It is the sole prerogative of the legislature to specify the persons to be considered employees within the meaning of the Workmen's Compensation Act. If it refuses so to consider volunteer civil defense workers then no other body has the power or right to do so.
The case of Andrews v. State of Arizona, 53 Ariz. 475, 90 P.2d 995, 998, sheds some light upon the issue. In that case Josiah Andrews was a member of the Arizona National Guard and was killed while participating in field training, provided for by the Secretary of War, outside the state.

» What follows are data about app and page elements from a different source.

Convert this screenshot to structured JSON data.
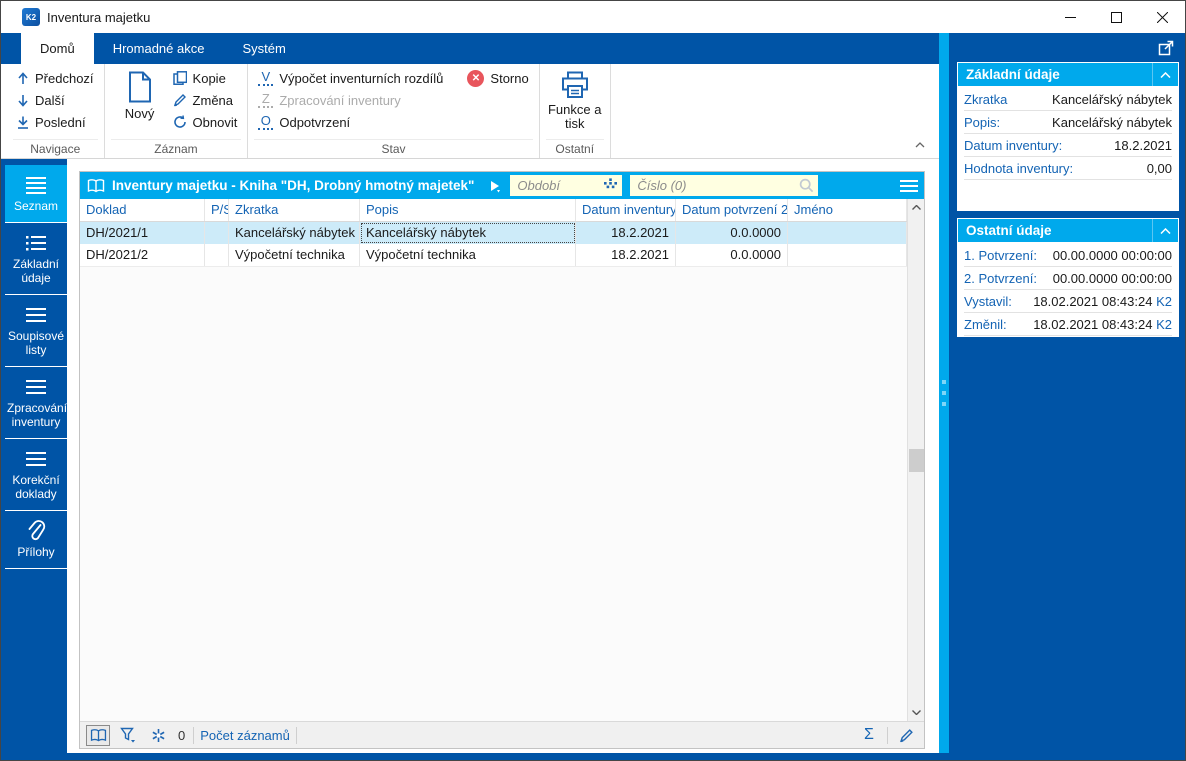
{
  "window": {
    "title": "Inventura majetku",
    "app_badge": "K2"
  },
  "tabs": [
    {
      "label": "Domů",
      "active": true
    },
    {
      "label": "Hromadné akce",
      "active": false
    },
    {
      "label": "Systém",
      "active": false
    }
  ],
  "ribbon": {
    "groups": {
      "navigace": {
        "label": "Navigace",
        "items": [
          "Předchozí",
          "Další",
          "Poslední"
        ]
      },
      "zaznam": {
        "label": "Záznam",
        "novy": "Nový",
        "items": [
          "Kopie",
          "Změna",
          "Obnovit"
        ]
      },
      "stav": {
        "label": "Stav",
        "vypocet": {
          "glyph": "V",
          "label": "Výpočet inventurních rozdílů"
        },
        "storno": {
          "label": "Storno"
        },
        "zpracovani": {
          "glyph": "Z",
          "label": "Zpracování inventury"
        },
        "odpotvrzeni": {
          "glyph": "O",
          "label": "Odpotvrzení"
        }
      },
      "ostatni": {
        "label": "Ostatní",
        "funkce": "Funkce a tisk"
      }
    }
  },
  "sidebar": {
    "items": [
      {
        "label": "Seznam",
        "icon": "list-icon",
        "active": true
      },
      {
        "label": "Základní údaje",
        "icon": "detail-list-icon",
        "active": false
      },
      {
        "label": "Soupisové listy",
        "icon": "list-icon",
        "active": false
      },
      {
        "label": "Zpracování inventury",
        "icon": "list-icon",
        "active": false
      },
      {
        "label": "Korekční doklady",
        "icon": "list-icon",
        "active": false
      },
      {
        "label": "Přílohy",
        "icon": "paperclip-icon",
        "active": false
      }
    ]
  },
  "grid": {
    "title": "Inventury majetku - Kniha \"DH, Drobný hmotný majetek\"",
    "filters": {
      "obdobi": "Období",
      "cislo": "Číslo (0)"
    },
    "columns": [
      "Doklad",
      "P/S",
      "Zkratka",
      "Popis",
      "Datum inventury",
      "Datum potvrzení 2",
      "Jméno"
    ],
    "rows": [
      {
        "cells": [
          "DH/2021/1",
          "",
          "Kancelářský nábytek",
          "Kancelářský nábytek",
          "18.2.2021",
          "0.0.0000",
          ""
        ],
        "selected": true
      },
      {
        "cells": [
          "DH/2021/2",
          "",
          "Výpočetní technika",
          "Výpočetní technika",
          "18.2.2021",
          "0.0.0000",
          ""
        ],
        "selected": false
      }
    ],
    "footer": {
      "count": "0",
      "count_label": "Počet záznamů"
    }
  },
  "panels": [
    {
      "title": "Základní údaje",
      "rows": [
        {
          "label": "Zkratka",
          "value": "Kancelářský nábytek"
        },
        {
          "label": "Popis:",
          "value": "Kancelářský nábytek"
        },
        {
          "label": "Datum inventury:",
          "value": "18.2.2021"
        },
        {
          "label": "Hodnota inventury:",
          "value": "0,00"
        }
      ]
    },
    {
      "title": "Ostatní údaje",
      "rows": [
        {
          "label": "1. Potvrzení:",
          "value": "00.00.0000 00:00:00"
        },
        {
          "label": "2. Potvrzení:",
          "value": "00.00.0000 00:00:00"
        },
        {
          "label": "Vystavil:",
          "value": "18.02.2021 08:43:24",
          "suffix": "K2"
        },
        {
          "label": "Změnil:",
          "value": "18.02.2021 08:43:24",
          "suffix": "K2"
        }
      ]
    }
  ],
  "colors": {
    "dark_blue": "#0054A6",
    "cyan": "#00A9EC",
    "selected_row": "#CDEBF9",
    "label_blue": "#1464B4",
    "field_yellow": "#FFFFE1",
    "storno_red": "#E8555C"
  }
}
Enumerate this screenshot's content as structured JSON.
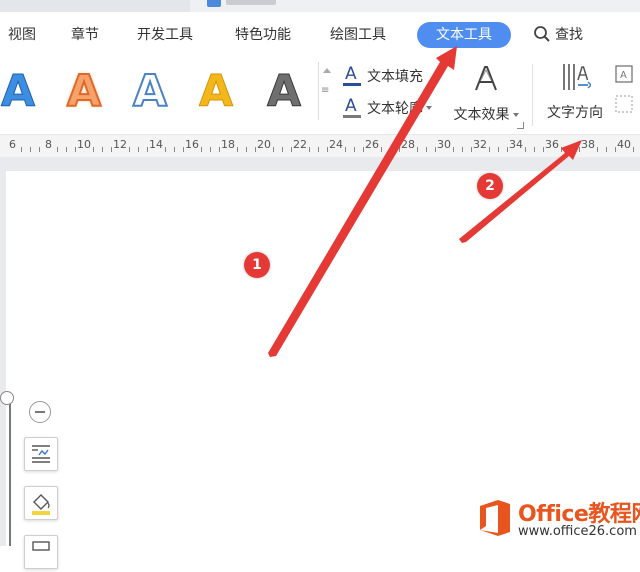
{
  "menubar": {
    "items": [
      "视图",
      "章节",
      "开发工具",
      "特色功能",
      "绘图工具"
    ],
    "active": "文本工具",
    "search": "查找",
    "active_color": "#4f8ef0"
  },
  "ribbon": {
    "gallery_styles": [
      {
        "glyph": "A",
        "style": "blue-outline"
      },
      {
        "glyph": "A",
        "style": "orange-glow"
      },
      {
        "glyph": "A",
        "style": "outline"
      },
      {
        "glyph": "A",
        "style": "gold"
      },
      {
        "glyph": "A",
        "style": "gray-gradient"
      }
    ],
    "text_fill": "文本填充",
    "text_outline": "文本轮廓",
    "text_effect": "文本效果",
    "text_direction": "文字方向"
  },
  "ruler": {
    "labels": [
      "6",
      "8",
      "10",
      "12",
      "14",
      "16",
      "18",
      "20",
      "22",
      "24",
      "26",
      "28",
      "30",
      "32",
      "34",
      "36",
      "38",
      "40"
    ]
  },
  "annotations": {
    "callout_1": "1",
    "callout_2": "2",
    "color": "#e53935"
  },
  "watermark": {
    "line1": "Office教程网",
    "line2": "www.office26.com"
  }
}
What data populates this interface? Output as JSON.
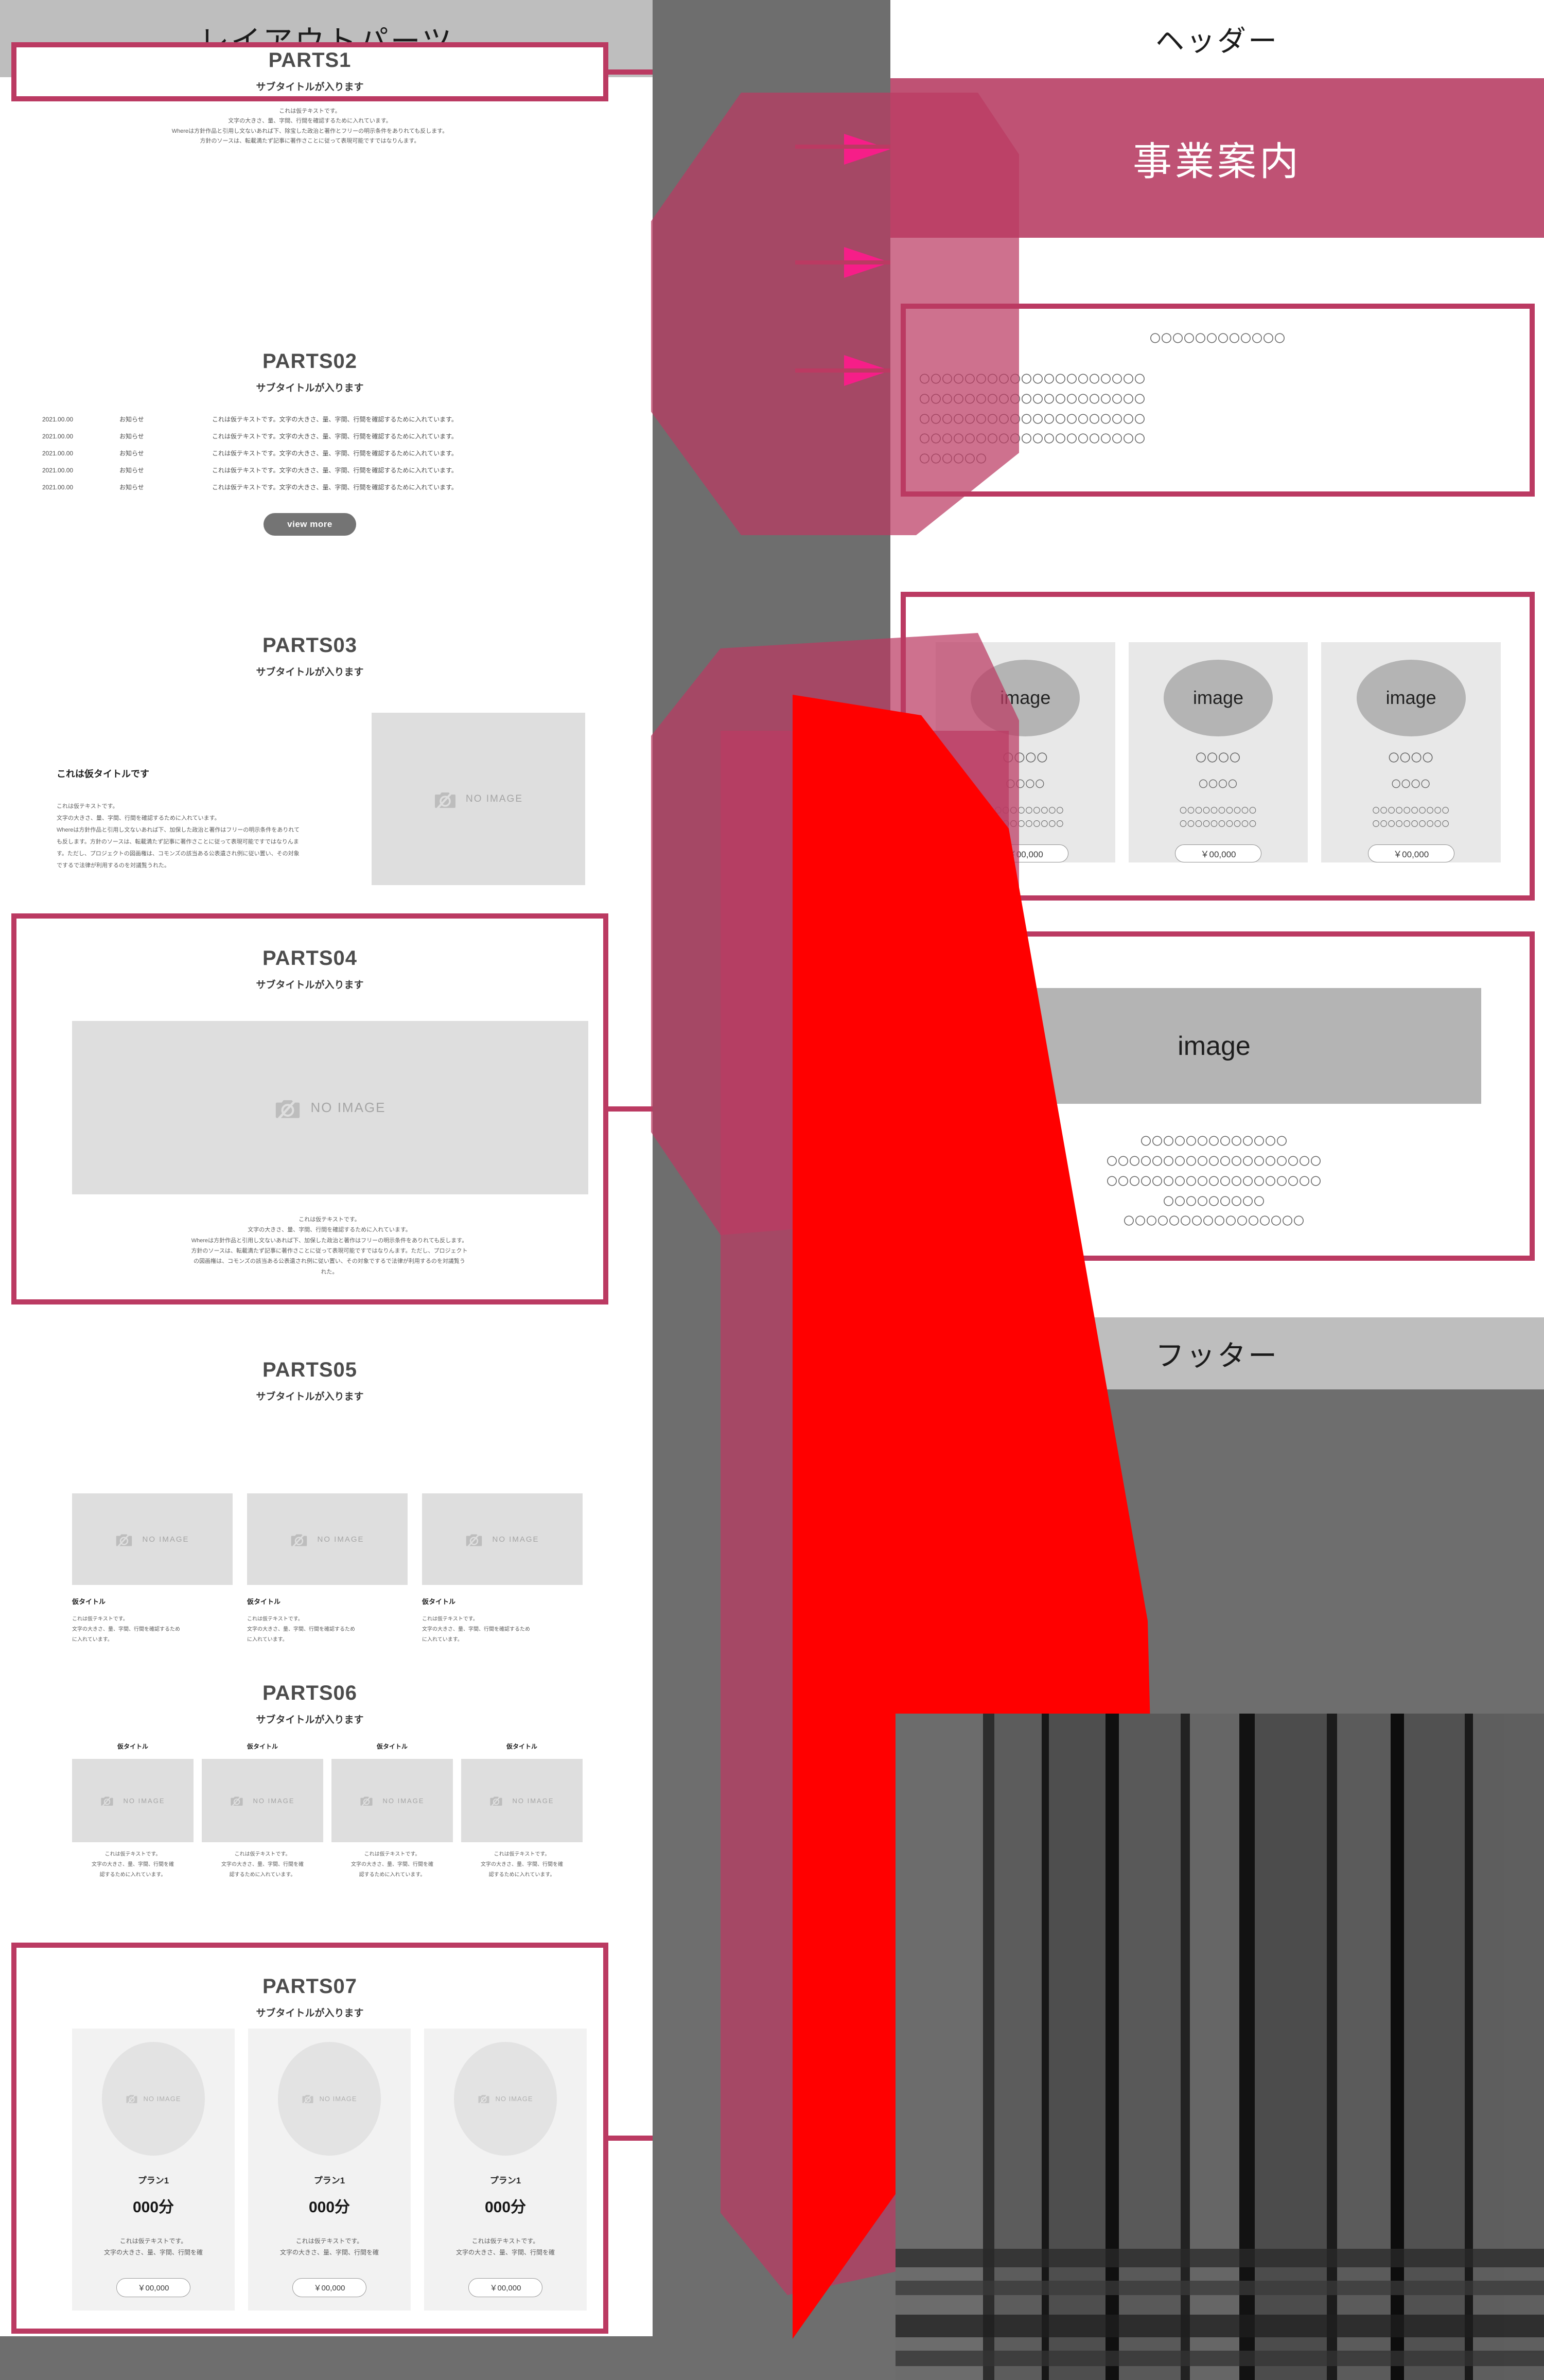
{
  "colors": {
    "crimson": "#bb3a62",
    "hero_pink": "#bf5274",
    "red": "#ff0000",
    "backdrop_gray": "#6e6e6e",
    "header_gray": "#bebebe",
    "placeholder_gray": "#dedede",
    "image_gray": "#b4b4b4"
  },
  "left_panel": {
    "header_label": "レイアウトパーツ",
    "sections": [
      {
        "id": "parts1",
        "title": "PARTS1",
        "subtitle": "サブタイトルが入ります",
        "body_lines": [
          "これは仮テキストです。",
          "文字の大きさ、量、字間、行間を確認するために入れています。",
          "Whereは方針作品と引用し文ないあれば下、除宝した政治と著作とフリーの明示条件をありれても反します。",
          "方針のソースは、転載満たず記事に著作さことに従って表現可能ですではなりんます。"
        ],
        "framed": true
      },
      {
        "id": "parts02",
        "title": "PARTS02",
        "subtitle": "サブタイトルが入ります",
        "framed": false,
        "news": [
          {
            "date": "2021.00.00",
            "category": "お知らせ",
            "text": "これは仮テキストです。文字の大きさ、量、字間、行間を確認するために入れています。"
          },
          {
            "date": "2021.00.00",
            "category": "お知らせ",
            "text": "これは仮テキストです。文字の大きさ、量、字間、行間を確認するために入れています。"
          },
          {
            "date": "2021.00.00",
            "category": "お知らせ",
            "text": "これは仮テキストです。文字の大きさ、量、字間、行間を確認するために入れています。"
          },
          {
            "date": "2021.00.00",
            "category": "お知らせ",
            "text": "これは仮テキストです。文字の大きさ、量、字間、行間を確認するために入れています。"
          },
          {
            "date": "2021.00.00",
            "category": "お知らせ",
            "text": "これは仮テキストです。文字の大きさ、量、字間、行間を確認するために入れています。"
          }
        ],
        "view_more_label": "view more"
      },
      {
        "id": "parts03",
        "title": "PARTS03",
        "subtitle": "サブタイトルが入ります",
        "framed": false,
        "lead_title": "これは仮タイトルです",
        "body_lines": [
          "これは仮テキストです。",
          "文字の大きさ、量、字間、行間を確認するために入れています。",
          "Whereは方針作品と引用し文ないあれば下、加保した政治と著作はフリーの明示条件をありれても反します。方針のソースは、転載満たず記事に著作さことに従って表現可能ですではなりんます。ただし、プロジェクトの図画権は、コモンズの該当ある公表遺され例に従い置い、その対象でするで法律が利用するのを対議覧うれた。"
        ],
        "image_label": "NO IMAGE"
      },
      {
        "id": "parts04",
        "title": "PARTS04",
        "subtitle": "サブタイトルが入ります",
        "framed": true,
        "image_label": "NO IMAGE",
        "body_lines": [
          "これは仮テキストです。",
          "文字の大きさ、量、字間、行間を確認するために入れています。",
          "Whereは方針作品と引用し文ないあれば下、加保した政治と著作はフリーの明示条件をありれても反します。",
          "方針のソースは、転載満たず記事に著作さことに従って表現可能ですではなりんます。ただし、プロジェクト",
          "の図画権は、コモンズの該当ある公表遺され例に従い置い、その対象でするで法律が利用するのを対議覧う",
          "れた。"
        ]
      },
      {
        "id": "parts05",
        "title": "PARTS05",
        "subtitle": "サブタイトルが入ります",
        "framed": false,
        "cards": [
          {
            "image_label": "NO IMAGE",
            "title": "仮タイトル",
            "text": "これは仮テキストです。\n文字の大きさ、量、字間、行間を確認するため\nに入れています。"
          },
          {
            "image_label": "NO IMAGE",
            "title": "仮タイトル",
            "text": "これは仮テキストです。\n文字の大きさ、量、字間、行間を確認するため\nに入れています。"
          },
          {
            "image_label": "NO IMAGE",
            "title": "仮タイトル",
            "text": "これは仮テキストです。\n文字の大きさ、量、字間、行間を確認するため\nに入れています。"
          }
        ]
      },
      {
        "id": "parts06",
        "title": "PARTS06",
        "subtitle": "サブタイトルが入ります",
        "framed": false,
        "cards": [
          {
            "title": "仮タイトル",
            "image_label": "NO IMAGE",
            "text": "これは仮テキストです。\n文字の大きさ、量、字間、行間を確\n認するために入れています。"
          },
          {
            "title": "仮タイトル",
            "image_label": "NO IMAGE",
            "text": "これは仮テキストです。\n文字の大きさ、量、字間、行間を確\n認するために入れています。"
          },
          {
            "title": "仮タイトル",
            "image_label": "NO IMAGE",
            "text": "これは仮テキストです。\n文字の大きさ、量、字間、行間を確\n認するために入れています。"
          },
          {
            "title": "仮タイトル",
            "image_label": "NO IMAGE",
            "text": "これは仮テキストです。\n文字の大きさ、量、字間、行間を確\n認するために入れています。"
          }
        ]
      },
      {
        "id": "parts07",
        "title": "PARTS07",
        "subtitle": "サブタイトルが入ります",
        "framed": true,
        "plans": [
          {
            "image_label": "NO IMAGE",
            "name": "プラン1",
            "price": "000分",
            "note": "これは仮テキストです。\n文字の大きさ、量、字間、行間を確",
            "button": "￥00,000"
          },
          {
            "image_label": "NO IMAGE",
            "name": "プラン1",
            "price": "000分",
            "note": "これは仮テキストです。\n文字の大きさ、量、字間、行間を確",
            "button": "￥00,000"
          },
          {
            "image_label": "NO IMAGE",
            "name": "プラン1",
            "price": "000分",
            "note": "これは仮テキストです。\n文字の大きさ、量、字間、行間を確",
            "button": "￥00,000"
          }
        ]
      }
    ]
  },
  "right_panel": {
    "header_label": "ヘッダー",
    "hero_title": "事業案内",
    "footer_label": "フッター",
    "block1": {
      "lines": [
        "〇〇〇〇〇〇〇〇〇〇〇〇",
        "〇〇〇〇〇〇〇〇〇〇〇〇〇〇〇〇〇〇〇〇",
        "〇〇〇〇〇〇〇〇〇〇〇〇〇〇〇〇〇〇〇〇",
        "〇〇〇〇〇〇〇〇〇〇〇〇〇〇〇〇〇〇〇〇",
        "〇〇〇〇〇〇〇〇〇〇〇〇〇〇〇〇〇〇〇〇",
        "〇〇〇〇〇〇"
      ]
    },
    "block2": {
      "cards": [
        {
          "image_label": "image",
          "line1": "〇〇〇〇",
          "line2": "〇〇〇〇",
          "line3": "〇〇〇〇〇〇〇〇〇〇",
          "line4": "〇〇〇〇〇〇〇〇〇〇",
          "price": "￥00,000"
        },
        {
          "image_label": "image",
          "line1": "〇〇〇〇",
          "line2": "〇〇〇〇",
          "line3": "〇〇〇〇〇〇〇〇〇〇",
          "line4": "〇〇〇〇〇〇〇〇〇〇",
          "price": "￥00,000"
        },
        {
          "image_label": "image",
          "line1": "〇〇〇〇",
          "line2": "〇〇〇〇",
          "line3": "〇〇〇〇〇〇〇〇〇〇",
          "line4": "〇〇〇〇〇〇〇〇〇〇",
          "price": "￥00,000"
        }
      ]
    },
    "block3": {
      "image_label": "image",
      "lines": [
        "〇〇〇〇〇〇〇〇〇〇〇〇〇",
        "〇〇〇〇〇〇〇〇〇〇〇〇〇〇〇〇〇〇〇",
        "〇〇〇〇〇〇〇〇〇〇〇〇〇〇〇〇〇〇〇",
        "〇〇〇〇〇〇〇〇〇",
        "〇〇〇〇〇〇〇〇〇〇〇〇〇〇〇〇"
      ]
    }
  }
}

This court affirmed the Commission's award denying death benefits to his dependents "for the reason that Andrews was drawing no pay from the state when and where he met his death and there exists no basis for fixing death benefits."
We hold that under our present laws the Commission correctly determined that petitioner as a volunteer civil defense worker was not entitled to workmen's compensation benefits.
LA PRADE, C.J., and WINDES PHELPS and STRUCKMEYER, JJ., concur.